Relapse is one of the more common, but also one of the most painful, things we experience when struggling with addiction. We might have spent years continuously relapsing, feeling determined but unable to stay sober for very long. For so long, we’ve felt powerless, out of control, and hopeless. Others of us will have successfully achieved sobriety to find themselves relapsing. Whether it has come about unexpectedly or is something we’ve battled for some time, relapse is always disappointing. We can then get stuck in harmful patterns and difficult emotions following relapse.

Experiencing Difficult Emotions Following Relapse

When we’ve relapsed, we might become convinced that recovery is impossible for us and that we’re incapable of sobriety. Relapse is common, natural, and understandable, given how overpowering addiction can be. With relapse can come strong feelings of disappointment, embarrassment, and regret. We feel guilty and ashamed of ourselves and have a very difficult time moving forward following relapse. Our instinct is to beat ourselves up. We can become deeply self-loathing and self-condemning.

All of these emotions can perpetuate our addictive patterns. When we feel deep regret, when we hate ourselves, we often will use our drug of choice to try to feel better. We might not reach out for support in those moments when we’re feeling most ashamed of ourselves. The weight of our emotions can be hard to bear, especially when trying to bear them alone. 

Feelings of sadness have been linked to increased substance use. Those of us struggling with addiction know this phenomenon well. When we feel sad, especially following relapse, we can feel even more compelled to use. Our addictive urges can be compounded by something as simple as our sadness. 
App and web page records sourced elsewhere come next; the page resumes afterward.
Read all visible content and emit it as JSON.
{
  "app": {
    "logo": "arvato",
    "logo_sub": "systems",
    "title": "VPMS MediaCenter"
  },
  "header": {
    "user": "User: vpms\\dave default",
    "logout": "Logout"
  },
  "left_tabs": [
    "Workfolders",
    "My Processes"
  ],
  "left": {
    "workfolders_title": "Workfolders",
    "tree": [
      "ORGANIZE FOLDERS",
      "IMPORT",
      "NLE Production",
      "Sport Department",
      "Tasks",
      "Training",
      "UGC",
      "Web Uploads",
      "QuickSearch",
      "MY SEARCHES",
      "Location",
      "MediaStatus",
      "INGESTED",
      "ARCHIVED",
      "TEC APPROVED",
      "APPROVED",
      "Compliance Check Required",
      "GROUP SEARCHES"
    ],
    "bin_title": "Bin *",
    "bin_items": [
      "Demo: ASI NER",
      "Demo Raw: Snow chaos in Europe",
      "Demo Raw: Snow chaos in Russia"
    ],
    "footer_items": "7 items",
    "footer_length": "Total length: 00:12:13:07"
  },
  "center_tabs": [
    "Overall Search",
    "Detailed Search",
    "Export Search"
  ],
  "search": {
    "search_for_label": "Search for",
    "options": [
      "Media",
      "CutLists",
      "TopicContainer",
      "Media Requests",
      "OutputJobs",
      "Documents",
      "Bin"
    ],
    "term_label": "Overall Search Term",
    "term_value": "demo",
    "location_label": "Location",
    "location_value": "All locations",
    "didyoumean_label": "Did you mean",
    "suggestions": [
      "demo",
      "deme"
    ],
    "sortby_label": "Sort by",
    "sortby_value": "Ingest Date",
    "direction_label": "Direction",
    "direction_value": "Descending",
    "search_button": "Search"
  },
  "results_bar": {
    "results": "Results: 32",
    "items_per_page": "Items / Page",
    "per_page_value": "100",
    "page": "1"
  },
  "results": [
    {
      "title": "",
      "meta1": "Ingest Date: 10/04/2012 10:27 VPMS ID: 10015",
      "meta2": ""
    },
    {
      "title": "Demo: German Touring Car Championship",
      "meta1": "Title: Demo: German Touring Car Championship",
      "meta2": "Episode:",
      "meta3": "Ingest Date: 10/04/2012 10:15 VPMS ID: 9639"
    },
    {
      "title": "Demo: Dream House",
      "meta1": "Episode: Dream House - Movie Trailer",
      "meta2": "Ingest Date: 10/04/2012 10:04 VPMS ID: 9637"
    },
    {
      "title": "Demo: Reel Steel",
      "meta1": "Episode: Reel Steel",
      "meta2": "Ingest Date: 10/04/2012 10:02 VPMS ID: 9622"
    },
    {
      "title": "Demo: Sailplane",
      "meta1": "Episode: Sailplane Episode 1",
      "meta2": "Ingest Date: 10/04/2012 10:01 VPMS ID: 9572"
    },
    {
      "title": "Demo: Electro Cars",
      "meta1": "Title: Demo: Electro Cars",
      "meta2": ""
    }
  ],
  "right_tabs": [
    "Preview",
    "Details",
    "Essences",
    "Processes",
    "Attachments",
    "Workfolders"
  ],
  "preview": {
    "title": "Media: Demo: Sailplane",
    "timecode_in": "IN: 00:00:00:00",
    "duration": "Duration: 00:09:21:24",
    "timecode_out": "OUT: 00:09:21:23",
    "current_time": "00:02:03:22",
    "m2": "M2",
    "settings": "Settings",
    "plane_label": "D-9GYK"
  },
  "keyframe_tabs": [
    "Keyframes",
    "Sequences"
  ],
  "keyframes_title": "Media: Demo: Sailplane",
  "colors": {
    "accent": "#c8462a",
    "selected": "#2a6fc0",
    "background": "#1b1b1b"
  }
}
The support of a treatment center like Athens Area Commencement Center reminds us that we no longer have to bear any of our struggles or difficult emotions alone.

Understanding Our Emotions Following Relapse

There are ways we can learn to move forward after relapse that better serve us in our recovery. One such way is to become more aware of the emotions we’re experiencing. Let’s take our regret, for example. When we relapse, we’re flooded with powerful, overwhelming feelings of regret. Instead of being overpowered by our emotions, we can examine them and learn from them. We can ask questions of ourselves, exploring our feelings in more depth. How useful is this regret? Does feeling regretful help motivate me to get sober? Or, does regret make me feel so bad about myself that I just want to use? Has regret been fueling my relapses all along? Are my regret, guilt, and shame the catalysts of my relapses?

Understanding our emotions means we can process them in ways that support our recovery rather than endanger it. For example, when we work to understand our emotions, such as our regret, we can better connect with ourselves. Rather than burying our emotions or turning to our drug of choice to cope with the emotional overwhelm, we can healthily feel our regret and then learn from it. We can use our emotions as a catalyst for our sobriety rather than fuel for further relapse. 

Changing Our Self-Talk Following Relapse

Just as relapse can help us feel our emotions differently, it can teach us to speak to ourselves differently. Using the same example, the emotion of regret, we can examine our internal dialogue. How do I talk to myself when I’ve relapsed or when I’m in danger of relapsing? Do I speak to myself with encouraging, self-loving words? Or do I use self-deprecating language? 

As we learn to understand better our emotions following relapse, we can also change our self-talk. We can use how we talk to ourselves to empower ourselves, thereby preventing relapse. Here are some examples of self-talk that can be supportive and empowering of our recovery following relapse:

Finding Support Following Relapse

Seeking out support is one meaningful way to give ourselves more love, not less, when our instinct is to punish ourselves following relapse. Athens Area Commencement Center is an example of a treatment center that is community-based, caring and understands the emotional toll that relapse can take. When we’ve relapsed, many of us want to isolate ourselves. We’re afraid to share our stories and be forced to relive our shame. Having already judged ourselves harshly for so long, we fear being judged by others. 

Following relapse, one of the best things we can do for ourselves is give ourselves the gift of support. We might be inclined to believe we’ll never get better because of our experience with relapse. Learning to move forward following relapse means giving ourselves the help and support we need. Rather than keeping ourselves stuck in recurring patterns of self-isolating following relapse because we’re ashamed of ourselves, we can make the self-loving choice to get help.

When we’ve experienced relapse, we can feel like our lives are over. We’ve done the very thing we’ve been so afraid of, the thing that has caused us so much regret. We can learn important lessons from our experience with relapse, however. We can learn to understand ourselves and our emotions better, and to talk to ourselves in ways that are encouraging of our sobriety rather than detrimental to it. We can seek out support from treatment centers like Athens Area Commencement Center that are committed to helping us put an end to our patterns of relapse. Call AACC today at (706) 546-7355 for more information on our treatment programs. 

Leave a Reply

Your email address will not be published. Required fields are marked *